[Source data]

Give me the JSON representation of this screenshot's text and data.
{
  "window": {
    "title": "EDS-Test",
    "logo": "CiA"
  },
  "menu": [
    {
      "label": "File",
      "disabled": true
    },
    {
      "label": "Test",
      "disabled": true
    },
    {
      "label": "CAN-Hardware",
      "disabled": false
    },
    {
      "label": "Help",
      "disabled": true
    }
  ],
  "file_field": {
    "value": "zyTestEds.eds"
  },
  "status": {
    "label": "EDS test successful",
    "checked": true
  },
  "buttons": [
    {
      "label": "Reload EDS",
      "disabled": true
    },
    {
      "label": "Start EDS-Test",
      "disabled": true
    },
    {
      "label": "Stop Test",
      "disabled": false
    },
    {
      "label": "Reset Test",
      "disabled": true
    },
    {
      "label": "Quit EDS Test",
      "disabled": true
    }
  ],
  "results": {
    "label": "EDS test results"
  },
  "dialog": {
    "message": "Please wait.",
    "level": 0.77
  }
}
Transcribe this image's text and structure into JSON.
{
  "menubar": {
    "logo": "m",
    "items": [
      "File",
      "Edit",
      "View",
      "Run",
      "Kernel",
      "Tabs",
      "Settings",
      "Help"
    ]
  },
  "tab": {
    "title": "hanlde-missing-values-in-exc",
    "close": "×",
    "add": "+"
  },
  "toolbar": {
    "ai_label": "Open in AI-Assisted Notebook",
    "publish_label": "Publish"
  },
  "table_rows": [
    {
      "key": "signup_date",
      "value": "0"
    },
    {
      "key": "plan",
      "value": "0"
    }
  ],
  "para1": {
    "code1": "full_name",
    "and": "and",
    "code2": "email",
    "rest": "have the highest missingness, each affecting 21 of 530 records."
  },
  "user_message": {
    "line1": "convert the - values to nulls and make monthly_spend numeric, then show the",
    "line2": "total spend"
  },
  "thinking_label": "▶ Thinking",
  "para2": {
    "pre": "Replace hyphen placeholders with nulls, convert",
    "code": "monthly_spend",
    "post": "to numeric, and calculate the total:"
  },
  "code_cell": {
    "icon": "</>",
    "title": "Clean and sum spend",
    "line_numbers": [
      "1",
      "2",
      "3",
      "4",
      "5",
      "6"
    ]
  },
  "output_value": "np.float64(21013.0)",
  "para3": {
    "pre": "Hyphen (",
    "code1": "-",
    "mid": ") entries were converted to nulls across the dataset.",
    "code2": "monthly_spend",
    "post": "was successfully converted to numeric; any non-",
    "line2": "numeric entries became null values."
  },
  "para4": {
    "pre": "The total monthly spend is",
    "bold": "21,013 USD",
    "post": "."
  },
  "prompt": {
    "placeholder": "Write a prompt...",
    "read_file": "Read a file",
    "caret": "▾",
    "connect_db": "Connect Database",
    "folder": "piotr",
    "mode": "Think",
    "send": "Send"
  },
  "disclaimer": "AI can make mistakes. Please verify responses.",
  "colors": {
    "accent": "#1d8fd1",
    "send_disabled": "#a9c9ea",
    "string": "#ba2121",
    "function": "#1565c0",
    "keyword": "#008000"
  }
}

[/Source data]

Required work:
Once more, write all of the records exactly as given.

Response to the task:
Give me the JSON representation of this screenshot's text and data.
{
  "window": {
    "title": "EDS-Test",
    "logo": "CiA"
  },
  "menu": [
    {
      "label": "File",
      "disabled": true
    },
    {
      "label": "Test",
      "disabled": true
    },
    {
      "label": "CAN-Hardware",
      "disabled": false
    },
    {
      "label": "Help",
      "disabled": true
    }
  ],
  "file_field": {
    "value": "zyTestEds.eds"
  },
  "status": {
    "label": "EDS test successful",
    "checked": true
  },
  "buttons": [
    {
      "label": "Reload EDS",
      "disabled": true
    },
    {
      "label": "Start EDS-Test",
      "disabled": true
    },
    {
      "label": "Stop Test",
      "disabled": false
    },
    {
      "label": "Reset Test",
      "disabled": true
    },
    {
      "label": "Quit EDS Test",
      "disabled": true
    }
  ],
  "results": {
    "label": "EDS test results"
  },
  "dialog": {
    "message": "Please wait.",
    "level": 0.77
  }
}
Transcribe this image's text and structure into JSON.
{
  "menubar": {
    "logo": "m",
    "items": [
      "File",
      "Edit",
      "View",
      "Run",
      "Kernel",
      "Tabs",
      "Settings",
      "Help"
    ]
  },
  "tab": {
    "title": "hanlde-missing-values-in-exc",
    "close": "×",
    "add": "+"
  },
  "toolbar": {
    "ai_label": "Open in AI-Assisted Notebook",
    "publish_label": "Publish"
  },
  "table_rows": [
    {
      "key": "signup_date",
      "value": "0"
    },
    {
      "key": "plan",
      "value": "0"
    }
  ],
  "para1": {
    "code1": "full_name",
    "and": "and",
    "code2": "email",
    "rest": "have the highest missingness, each affecting 21 of 530 records."
  },
  "user_message": {
    "line1": "convert the - values to nulls and make monthly_spend numeric, then show the",
    "line2": "total spend"
  },
  "thinking_label": "▶ Thinking",
  "para2": {
    "pre": "Replace hyphen placeholders with nulls, convert",
    "code": "monthly_spend",
    "post": "to numeric, and calculate the total:"
  },
  "code_cell": {
    "icon": "</>",
    "title": "Clean and sum spend",
    "line_numbers": [
      "1",
      "2",
      "3",
      "4",
      "5",
      "6"
    ]
  },
  "output_value": "np.float64(21013.0)",
  "para3": {
    "pre": "Hyphen (",
    "code1": "-",
    "mid": ") entries were converted to nulls across the dataset.",
    "code2": "monthly_spend",
    "post": "was successfully converted to numeric; any non-",
    "line2": "numeric entries became null values."
  },
  "para4": {
    "pre": "The total monthly spend is",
    "bold": "21,013 USD",
    "post": "."
  },
  "prompt": {
    "placeholder": "Write a prompt...",
    "read_file": "Read a file",
    "caret": "▾",
    "connect_db": "Connect Database",
    "folder": "piotr",
    "mode": "Think",
    "send": "Send"
  },
  "disclaimer": "AI can make mistakes. Please verify responses.",
  "colors": {
    "accent": "#1d8fd1",
    "send_disabled": "#a9c9ea",
    "string": "#ba2121",
    "function": "#1565c0",
    "keyword": "#008000"
  }
}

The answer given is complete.